RedBeacon.com is a service that allows consumers to find local businesses or service providers, get a price quote, and schedule an appointment with them.Â¬â€ The site officially launched earlier this month at the TechCrunch50 event in San Francisco.Â¬â€ There, it won the presentation contest for 2009 and took the $50,000 grand prize from TechCrunch50 as well.
The RedBeacon concept isn’t new, of course, but the way its implemented certainly is.Â¬â€ As Aaron Lee, cofounder and Software Engineering lead at RedBeacon said at the conference, “One of the things that sets RedBeacon apart is the sophisticated algorithms we’ve developed to match consumers’ service needs to local providers who are best qualified for the job.”
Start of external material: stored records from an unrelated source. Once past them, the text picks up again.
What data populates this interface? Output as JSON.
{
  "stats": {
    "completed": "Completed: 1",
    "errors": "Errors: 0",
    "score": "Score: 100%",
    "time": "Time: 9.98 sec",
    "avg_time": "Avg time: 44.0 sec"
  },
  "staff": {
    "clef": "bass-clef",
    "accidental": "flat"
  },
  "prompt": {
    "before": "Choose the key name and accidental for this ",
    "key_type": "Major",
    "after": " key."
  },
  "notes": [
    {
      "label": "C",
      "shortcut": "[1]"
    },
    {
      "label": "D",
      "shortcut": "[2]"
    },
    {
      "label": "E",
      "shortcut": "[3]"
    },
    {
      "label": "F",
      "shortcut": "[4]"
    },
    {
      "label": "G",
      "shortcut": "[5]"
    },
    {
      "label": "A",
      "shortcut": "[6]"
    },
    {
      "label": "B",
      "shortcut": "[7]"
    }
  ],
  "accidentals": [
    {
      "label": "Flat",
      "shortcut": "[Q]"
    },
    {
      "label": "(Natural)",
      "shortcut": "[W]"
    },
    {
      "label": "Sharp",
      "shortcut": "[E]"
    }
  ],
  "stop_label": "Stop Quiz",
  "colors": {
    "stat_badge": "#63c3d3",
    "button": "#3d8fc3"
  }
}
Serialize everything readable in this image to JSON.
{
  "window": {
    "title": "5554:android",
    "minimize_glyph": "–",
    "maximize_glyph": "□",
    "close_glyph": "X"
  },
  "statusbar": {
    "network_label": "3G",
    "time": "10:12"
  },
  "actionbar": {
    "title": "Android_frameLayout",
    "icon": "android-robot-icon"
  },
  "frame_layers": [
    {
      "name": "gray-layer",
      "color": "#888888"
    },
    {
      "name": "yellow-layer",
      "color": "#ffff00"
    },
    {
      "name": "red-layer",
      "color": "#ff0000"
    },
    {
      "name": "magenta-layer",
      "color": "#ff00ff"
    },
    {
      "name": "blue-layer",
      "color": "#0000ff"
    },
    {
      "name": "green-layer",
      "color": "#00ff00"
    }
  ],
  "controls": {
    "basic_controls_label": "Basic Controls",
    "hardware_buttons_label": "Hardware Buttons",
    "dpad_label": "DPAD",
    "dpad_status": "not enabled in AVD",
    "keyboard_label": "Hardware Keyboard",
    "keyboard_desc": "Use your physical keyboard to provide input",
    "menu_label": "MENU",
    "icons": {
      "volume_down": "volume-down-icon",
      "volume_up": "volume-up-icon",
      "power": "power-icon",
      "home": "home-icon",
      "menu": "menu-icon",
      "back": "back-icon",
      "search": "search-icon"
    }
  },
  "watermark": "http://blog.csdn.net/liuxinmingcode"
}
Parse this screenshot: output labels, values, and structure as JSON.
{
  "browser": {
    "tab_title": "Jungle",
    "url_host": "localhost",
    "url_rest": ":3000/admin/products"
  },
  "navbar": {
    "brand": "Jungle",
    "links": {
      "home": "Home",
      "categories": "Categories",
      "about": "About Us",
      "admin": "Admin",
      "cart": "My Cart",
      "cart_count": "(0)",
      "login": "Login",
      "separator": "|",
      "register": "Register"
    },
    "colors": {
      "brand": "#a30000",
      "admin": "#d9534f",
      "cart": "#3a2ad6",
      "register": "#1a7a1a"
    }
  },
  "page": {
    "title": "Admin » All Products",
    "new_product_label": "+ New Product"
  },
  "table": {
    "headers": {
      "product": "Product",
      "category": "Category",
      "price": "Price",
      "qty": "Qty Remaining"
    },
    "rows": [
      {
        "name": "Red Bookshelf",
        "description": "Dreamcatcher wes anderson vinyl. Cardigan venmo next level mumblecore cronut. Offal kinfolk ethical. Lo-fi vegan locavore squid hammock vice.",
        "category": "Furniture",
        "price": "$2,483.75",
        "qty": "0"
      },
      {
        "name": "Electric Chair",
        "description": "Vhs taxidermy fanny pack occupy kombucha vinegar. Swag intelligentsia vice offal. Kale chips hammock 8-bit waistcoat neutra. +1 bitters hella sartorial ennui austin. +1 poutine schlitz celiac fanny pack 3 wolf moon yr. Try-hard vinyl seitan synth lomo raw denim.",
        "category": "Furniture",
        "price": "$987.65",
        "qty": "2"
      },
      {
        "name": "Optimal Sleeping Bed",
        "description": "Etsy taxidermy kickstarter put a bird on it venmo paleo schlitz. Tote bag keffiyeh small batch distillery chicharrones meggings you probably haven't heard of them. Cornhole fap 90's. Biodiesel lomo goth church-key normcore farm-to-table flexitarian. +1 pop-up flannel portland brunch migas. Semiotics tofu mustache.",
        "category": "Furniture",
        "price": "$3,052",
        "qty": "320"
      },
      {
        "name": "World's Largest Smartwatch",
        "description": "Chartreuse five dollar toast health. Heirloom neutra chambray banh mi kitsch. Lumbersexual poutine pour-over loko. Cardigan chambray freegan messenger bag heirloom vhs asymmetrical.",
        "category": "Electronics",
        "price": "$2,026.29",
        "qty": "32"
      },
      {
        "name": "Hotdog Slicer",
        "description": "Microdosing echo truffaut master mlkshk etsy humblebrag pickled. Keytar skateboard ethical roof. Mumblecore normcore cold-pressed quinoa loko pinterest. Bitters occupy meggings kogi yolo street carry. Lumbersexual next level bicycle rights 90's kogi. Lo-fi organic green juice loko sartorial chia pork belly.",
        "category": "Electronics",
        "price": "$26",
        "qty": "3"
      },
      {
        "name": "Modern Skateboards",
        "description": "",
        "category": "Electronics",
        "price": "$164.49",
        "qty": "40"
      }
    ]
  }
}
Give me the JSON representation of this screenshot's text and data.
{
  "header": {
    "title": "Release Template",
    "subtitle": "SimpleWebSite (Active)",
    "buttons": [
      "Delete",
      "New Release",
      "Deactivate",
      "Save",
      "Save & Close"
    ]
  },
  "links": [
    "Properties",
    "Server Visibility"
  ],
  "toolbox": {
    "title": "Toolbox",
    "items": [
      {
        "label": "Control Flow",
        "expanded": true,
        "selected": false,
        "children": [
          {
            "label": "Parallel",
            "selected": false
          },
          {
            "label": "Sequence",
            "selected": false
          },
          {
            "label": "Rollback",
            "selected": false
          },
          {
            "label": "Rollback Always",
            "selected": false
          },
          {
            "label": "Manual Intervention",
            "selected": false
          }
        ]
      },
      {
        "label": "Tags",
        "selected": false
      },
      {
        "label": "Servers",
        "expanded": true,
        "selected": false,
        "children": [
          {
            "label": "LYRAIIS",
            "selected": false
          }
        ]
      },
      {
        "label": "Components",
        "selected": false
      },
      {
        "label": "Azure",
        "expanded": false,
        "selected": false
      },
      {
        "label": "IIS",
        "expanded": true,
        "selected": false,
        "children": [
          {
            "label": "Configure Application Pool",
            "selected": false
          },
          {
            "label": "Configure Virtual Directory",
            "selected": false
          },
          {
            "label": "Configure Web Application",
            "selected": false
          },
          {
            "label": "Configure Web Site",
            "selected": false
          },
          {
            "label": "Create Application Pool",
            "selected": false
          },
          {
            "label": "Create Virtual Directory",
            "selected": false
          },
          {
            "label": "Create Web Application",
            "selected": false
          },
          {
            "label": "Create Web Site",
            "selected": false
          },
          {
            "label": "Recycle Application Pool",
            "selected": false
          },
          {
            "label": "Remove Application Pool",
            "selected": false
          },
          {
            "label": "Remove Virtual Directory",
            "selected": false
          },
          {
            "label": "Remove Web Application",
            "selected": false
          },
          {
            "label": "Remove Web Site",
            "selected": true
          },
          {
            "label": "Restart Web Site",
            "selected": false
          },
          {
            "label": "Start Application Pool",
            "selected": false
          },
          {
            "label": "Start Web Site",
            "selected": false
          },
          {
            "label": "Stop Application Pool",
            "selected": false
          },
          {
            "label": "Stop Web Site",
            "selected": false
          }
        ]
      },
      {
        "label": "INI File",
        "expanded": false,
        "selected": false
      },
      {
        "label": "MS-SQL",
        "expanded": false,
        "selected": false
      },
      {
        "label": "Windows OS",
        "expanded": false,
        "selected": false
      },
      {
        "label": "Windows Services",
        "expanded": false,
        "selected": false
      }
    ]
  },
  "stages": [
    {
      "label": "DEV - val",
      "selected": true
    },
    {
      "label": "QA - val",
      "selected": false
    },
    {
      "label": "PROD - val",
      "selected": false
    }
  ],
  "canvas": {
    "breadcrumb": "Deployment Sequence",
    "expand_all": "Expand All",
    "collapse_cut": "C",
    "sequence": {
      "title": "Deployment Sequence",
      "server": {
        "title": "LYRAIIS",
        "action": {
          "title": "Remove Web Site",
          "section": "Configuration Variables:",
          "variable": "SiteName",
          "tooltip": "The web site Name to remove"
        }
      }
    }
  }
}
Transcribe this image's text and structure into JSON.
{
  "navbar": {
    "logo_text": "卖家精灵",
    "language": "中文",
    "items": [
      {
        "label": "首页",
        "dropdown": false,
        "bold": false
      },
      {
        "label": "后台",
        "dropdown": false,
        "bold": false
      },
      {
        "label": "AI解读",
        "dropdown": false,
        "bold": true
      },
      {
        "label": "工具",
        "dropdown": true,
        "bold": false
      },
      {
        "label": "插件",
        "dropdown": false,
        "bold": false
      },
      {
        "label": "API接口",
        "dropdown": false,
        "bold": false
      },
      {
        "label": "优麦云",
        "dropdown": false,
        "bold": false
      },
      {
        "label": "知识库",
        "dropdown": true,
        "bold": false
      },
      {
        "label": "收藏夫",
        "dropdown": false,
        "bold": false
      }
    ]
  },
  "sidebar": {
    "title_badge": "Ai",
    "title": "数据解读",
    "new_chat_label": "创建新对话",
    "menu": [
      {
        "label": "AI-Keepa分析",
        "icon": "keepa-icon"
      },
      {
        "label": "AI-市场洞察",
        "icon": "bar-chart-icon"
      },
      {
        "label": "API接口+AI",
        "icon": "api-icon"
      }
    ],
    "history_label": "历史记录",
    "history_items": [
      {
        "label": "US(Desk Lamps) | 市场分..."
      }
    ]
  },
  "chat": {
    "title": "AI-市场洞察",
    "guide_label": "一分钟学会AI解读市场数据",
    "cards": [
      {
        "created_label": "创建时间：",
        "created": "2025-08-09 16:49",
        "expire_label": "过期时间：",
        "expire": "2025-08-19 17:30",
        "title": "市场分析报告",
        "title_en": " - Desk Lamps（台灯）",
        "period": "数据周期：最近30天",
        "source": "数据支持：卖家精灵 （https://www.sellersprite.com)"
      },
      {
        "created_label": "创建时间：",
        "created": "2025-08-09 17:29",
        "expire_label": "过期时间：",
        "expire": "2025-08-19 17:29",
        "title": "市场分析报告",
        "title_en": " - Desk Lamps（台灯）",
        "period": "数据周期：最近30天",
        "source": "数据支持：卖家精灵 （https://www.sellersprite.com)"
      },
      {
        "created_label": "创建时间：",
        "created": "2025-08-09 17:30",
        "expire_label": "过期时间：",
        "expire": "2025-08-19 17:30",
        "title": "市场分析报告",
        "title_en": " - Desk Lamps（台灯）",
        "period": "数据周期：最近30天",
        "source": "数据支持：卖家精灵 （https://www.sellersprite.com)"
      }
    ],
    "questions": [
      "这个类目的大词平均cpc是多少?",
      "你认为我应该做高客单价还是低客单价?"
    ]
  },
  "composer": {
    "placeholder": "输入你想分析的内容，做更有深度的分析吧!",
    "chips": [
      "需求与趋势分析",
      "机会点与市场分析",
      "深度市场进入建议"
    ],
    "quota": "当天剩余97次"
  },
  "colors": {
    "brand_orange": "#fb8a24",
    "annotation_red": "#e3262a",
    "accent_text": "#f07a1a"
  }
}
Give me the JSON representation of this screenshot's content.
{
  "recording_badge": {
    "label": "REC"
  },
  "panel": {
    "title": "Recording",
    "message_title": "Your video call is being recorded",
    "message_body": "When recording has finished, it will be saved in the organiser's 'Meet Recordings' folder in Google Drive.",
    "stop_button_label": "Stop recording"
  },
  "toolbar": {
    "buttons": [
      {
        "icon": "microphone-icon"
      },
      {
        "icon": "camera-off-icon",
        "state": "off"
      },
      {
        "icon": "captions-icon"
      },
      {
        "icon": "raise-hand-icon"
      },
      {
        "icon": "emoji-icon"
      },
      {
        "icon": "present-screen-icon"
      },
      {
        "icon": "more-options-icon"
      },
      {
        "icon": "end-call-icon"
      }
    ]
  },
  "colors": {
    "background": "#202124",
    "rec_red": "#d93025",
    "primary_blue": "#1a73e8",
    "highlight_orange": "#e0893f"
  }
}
The way that works is pretty interesting, for sure.Â¬â€ Consumers can log in, put in a profile for the service they’re looking for that includes a time, place, and so forth.Â¬â€ Using this information, RedBeacon then matches them with registered service providers who’re capable of delivering that product or service to that place and time.Â¬â€ This results in a list that the consumer can see and compare.Â¬â€ The customer then picks one and sets up an appointment time right there on the site.
Businesses and providers benefit by the increased exposure and job leads, for which they do not have to pay, and they can use the service to establish themselves and save a lot of phone and scheduling time.Â¬â€ Providers pay only for the jobs scheduled through RedBeacon, which charges 10% of the job’s value.
Right now, RedBeacon is focused on the San Francisco Bay Area, but will soon expand to a national focus as the site catches on.
The overall concept and the execution I see on RedBeacon looks very good and this is a great concept and service.Â¬â€ My only problem is with that 10% charge.Â¬â€ That cost obviously has to be factored into the total price charged the consumer if the business is to make a profit.Â¬â€ This means that prices could potentially be higher.
Over time, the savings could be realized by the business, of course, with lower overhead from advertising.Â¬â€ Initially, however, I doubt this will be the case, so it will be an added cost rather than a savings in marketing or other costs.Â¬â€ That means more overhead, which means a higher price to customers to cover it.
I could see this initial cost barrier being a reason that some providers might skip using RedBeacon altogether or charge higher prices to those who find them through the service.
The concept is very good, though, and I think RedBeacon is definitely on to something.Â¬â€ For smaller businesses that can’t afford $500/month payments to keep a Yellow Pages ad or do billboard advertising, I could see this as a great venue.Â¬â€ Definitely something for the one-man shop that services pools, cars, does handyman work, babysitters, and so forth to try, though.